"I definitely attribute some of my football skills to playing basketball in high school and as a kid too," Fauria said. "You've got guys like Jimmy Graham and the ones that started it like Tony Gonzalez and Antonio Gates, guys that were dual-sport athletes in college and I wanted to do it, I still love the game of basketball."
After rattling off another dozen or so ways that basketball fundamentals translate on the football field, he talks wistfully about the decision to stick only with football and not pursue two sports in college.
"I did speak with a couple of the basketball coaches a couple years ago telling them I was interested," Fauria said. "The stars didn't align. It would have been cool and I still think maybe I could have contributed but I guess my real destiny was football."

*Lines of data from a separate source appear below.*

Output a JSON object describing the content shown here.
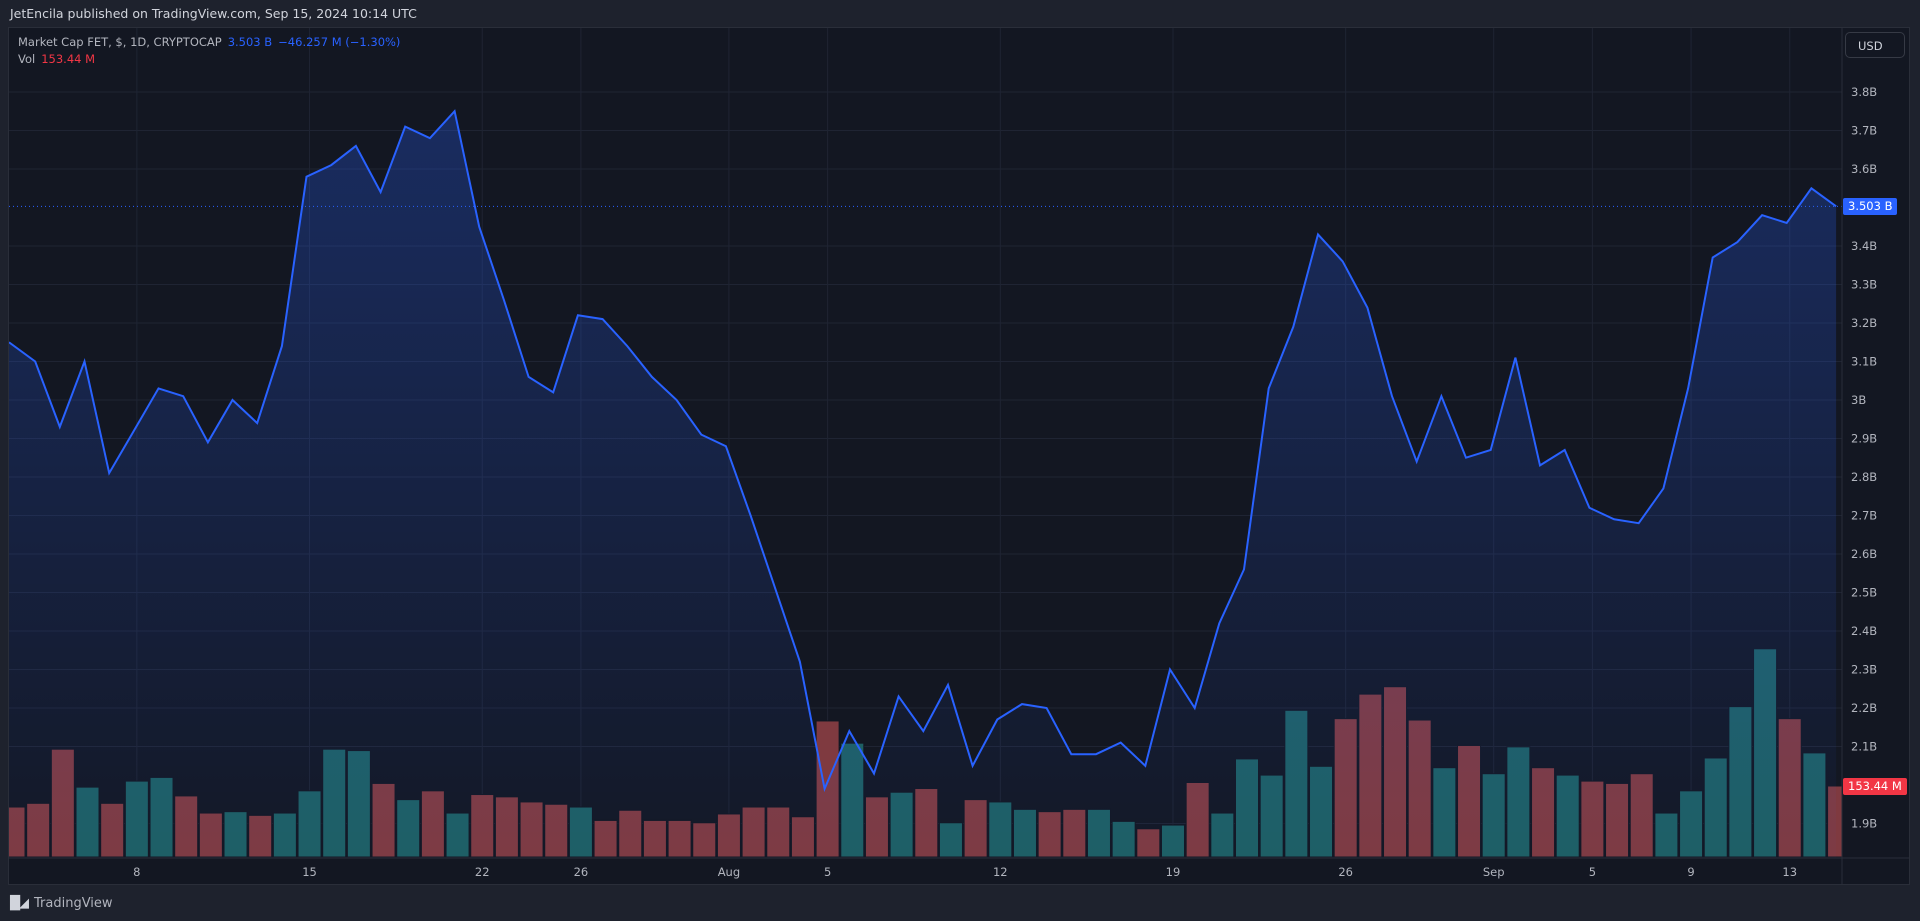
{
  "header": {
    "publisher": "JetEncila published on TradingView.com, Sep 15, 2024 10:14 UTC"
  },
  "legend": {
    "symbol": "Market Cap FET, $, 1D, CRYPTOCAP",
    "last": "3.503 B",
    "change": "−46.257 M (−1.30%)",
    "vol_label": "Vol",
    "vol_value": "153.44 M"
  },
  "currency_button": "USD",
  "price_tag": "3.503 B",
  "volume_tag": "153.44 M",
  "footer": {
    "brand": "TradingView",
    "logo": "17"
  },
  "colors": {
    "line": "#2962ff",
    "up": "#1e5f63",
    "down": "#7f3a40",
    "price_tag": "#2962ff",
    "volume_tag": "#f23645"
  },
  "chart_data": {
    "type": "line",
    "title": "Market Cap FET, $, 1D, CRYPTOCAP",
    "start_date": "Jul 3, 2024",
    "y_unit": "B USD",
    "ylim": [
      1.85,
      3.9
    ],
    "y_ticks": [
      {
        "v": 3.8,
        "label": "3.8B"
      },
      {
        "v": 3.7,
        "label": "3.7B"
      },
      {
        "v": 3.6,
        "label": "3.6B"
      },
      {
        "v": 3.4,
        "label": "3.4B"
      },
      {
        "v": 3.3,
        "label": "3.3B"
      },
      {
        "v": 3.2,
        "label": "3.2B"
      },
      {
        "v": 3.1,
        "label": "3.1B"
      },
      {
        "v": 3.0,
        "label": "3B"
      },
      {
        "v": 2.9,
        "label": "2.9B"
      },
      {
        "v": 2.8,
        "label": "2.8B"
      },
      {
        "v": 2.7,
        "label": "2.7B"
      },
      {
        "v": 2.6,
        "label": "2.6B"
      },
      {
        "v": 2.5,
        "label": "2.5B"
      },
      {
        "v": 2.4,
        "label": "2.4B"
      },
      {
        "v": 2.3,
        "label": "2.3B"
      },
      {
        "v": 2.2,
        "label": "2.2B"
      },
      {
        "v": 2.1,
        "label": "2.1B"
      },
      {
        "v": 1.9,
        "label": "1.9B"
      }
    ],
    "x_ticks": [
      {
        "day": 5,
        "label": "8"
      },
      {
        "day": 12,
        "label": "15"
      },
      {
        "day": 19,
        "label": "22"
      },
      {
        "day": 23,
        "label": "26"
      },
      {
        "day": 29,
        "label": "Aug"
      },
      {
        "day": 33,
        "label": "5"
      },
      {
        "day": 40,
        "label": "12"
      },
      {
        "day": 47,
        "label": "19"
      },
      {
        "day": 54,
        "label": "26"
      },
      {
        "day": 60,
        "label": "Sep"
      },
      {
        "day": 64,
        "label": "5"
      },
      {
        "day": 68,
        "label": "9"
      },
      {
        "day": 72,
        "label": "13"
      }
    ],
    "market_cap": [
      3.15,
      3.1,
      2.93,
      3.1,
      2.81,
      2.92,
      3.03,
      3.01,
      2.89,
      3.0,
      2.94,
      3.14,
      3.58,
      3.61,
      3.66,
      3.54,
      3.71,
      3.68,
      3.75,
      3.45,
      3.26,
      3.06,
      3.02,
      3.22,
      3.21,
      3.14,
      3.06,
      3.0,
      2.91,
      2.88,
      2.7,
      2.51,
      2.32,
      1.99,
      2.14,
      2.03,
      2.23,
      2.14,
      2.26,
      2.05,
      2.17,
      2.21,
      2.2,
      2.08,
      2.08,
      2.11,
      2.05,
      2.3,
      2.2,
      2.42,
      2.56,
      3.03,
      3.19,
      3.43,
      3.36,
      3.24,
      3.01,
      2.84,
      3.01,
      2.85,
      2.87,
      3.11,
      2.83,
      2.87,
      2.72,
      2.69,
      2.68,
      2.77,
      3.03,
      3.37,
      3.41,
      3.48,
      3.46,
      3.55,
      3.503
    ],
    "volume_m": [
      108,
      116,
      233,
      151,
      116,
      164,
      172,
      132,
      95,
      98,
      90,
      95,
      143,
      233,
      230,
      159,
      124,
      143,
      95,
      135,
      130,
      119,
      114,
      108,
      79,
      101,
      79,
      79,
      74,
      93,
      108,
      108,
      87,
      294,
      246,
      130,
      140,
      148,
      74,
      124,
      119,
      103,
      98,
      103,
      103,
      77,
      61,
      69,
      161,
      95,
      212,
      177,
      317,
      196,
      299,
      352,
      368,
      296,
      193,
      241,
      180,
      238,
      193,
      177,
      164,
      159,
      180,
      95,
      143,
      214,
      325,
      450,
      299,
      225,
      153.44
    ],
    "volume_max_m": 520
  }
}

After transferring from Notre Dame, where he played his freshman season, injuries and a bowl game kept Fauria out of Pauley Pavillion. Upon further review, Fauria's basketball skills are noticeable on the field. In the end zone, Fauria assumes a position on a cornerback as if he's boxing them out for a rebound. His footwork and explosiveness off the catch are reminiscent of a power forward's. Even just catching a ball, he says, is much like catching a rebound.
"If a basketball is coming off of a rim you get that rebound at the highest point," Fauria said. "Just like when a pass is coming through the air, you get that catch at the highest point so no one else can get it."
Fauria's ability to move his feet laterally is a skill that is ideal in an offensive system that relies on spreading the ball out laterally.
"There is a tremendous roll over from both sports," Fauria said.
This season, Fauria has found himself under the tutelage of offensive coordinator Noel Mazzone and his spread system. But Fauria is not a system player, rather a complimentary piece in any system he is put in. Mazzone is his fourth offensive coordinator, and Fauria was able to thrive even in a tumultuous 2011 season, catching 39 passes for 481 yards, good enough for second on the team and broke Marcedes Lewis' school record for a tight end.
He began his collegiate career at Notre Dame, in a system that looked as though it might be a perfect fit.
"You know, it's funny because the position I played that first year at Notre Dame was probably the prototypical offensive that I should be in," Fauria said.
But Fauria was soon on his way back to the West Coast. Eventually it became clear that former head coach Rick Neueheisel's job wasn't so secure, and Fauria was once again left to figure out his role in a new system.
"I've showed my versatility being in a pistol offense, mainly an F-Back kind of guy, and now I'm having a bigger receiver role, "Fauria said. "Going to Notre Dame and coming back here taught me a lot. It showed that not everything happens like you want to coming out of high school."
Having already learned that lesson once, now with the impending end of his college career near, Fauria has enlisted the services of his uncle Christian. A former tight end at Colorado who played 13 years in the NFL, his uncle will be helping to guide him through the world of post-collegiate football.
The Fauria family is a tight one. Fauria lives with his older sister Natalie Lizzarag, who works for CBS' "The Insider." It's not uncommon for Fauria's family to occupy about 30 seats in the Rose Bowl for game days. Mother, brothers, sister, cousins, aunts, and of course, those football playing uncles all included.
While the offense might have been a fit for him at Notre Dame all those years ago, the situation in Los Angeles fits him perfectly.
"We're a really close family. I love my uncles, I've looked up to them since I was a young kid," Fauria said. "It was a blessing in disguise for me to come back here."
But despite the admiration for those uncles, Fauria doesn't plan on heeding their advice when it comes to his vertical.
Is it a signature move, much like Gronkowski's partying and Gonzalez's dunk through the uprights? By this time next year, it just might be.
"Signature?" Fauria mused. "It's more of a reaction… But if I do it more, I can successfully do it."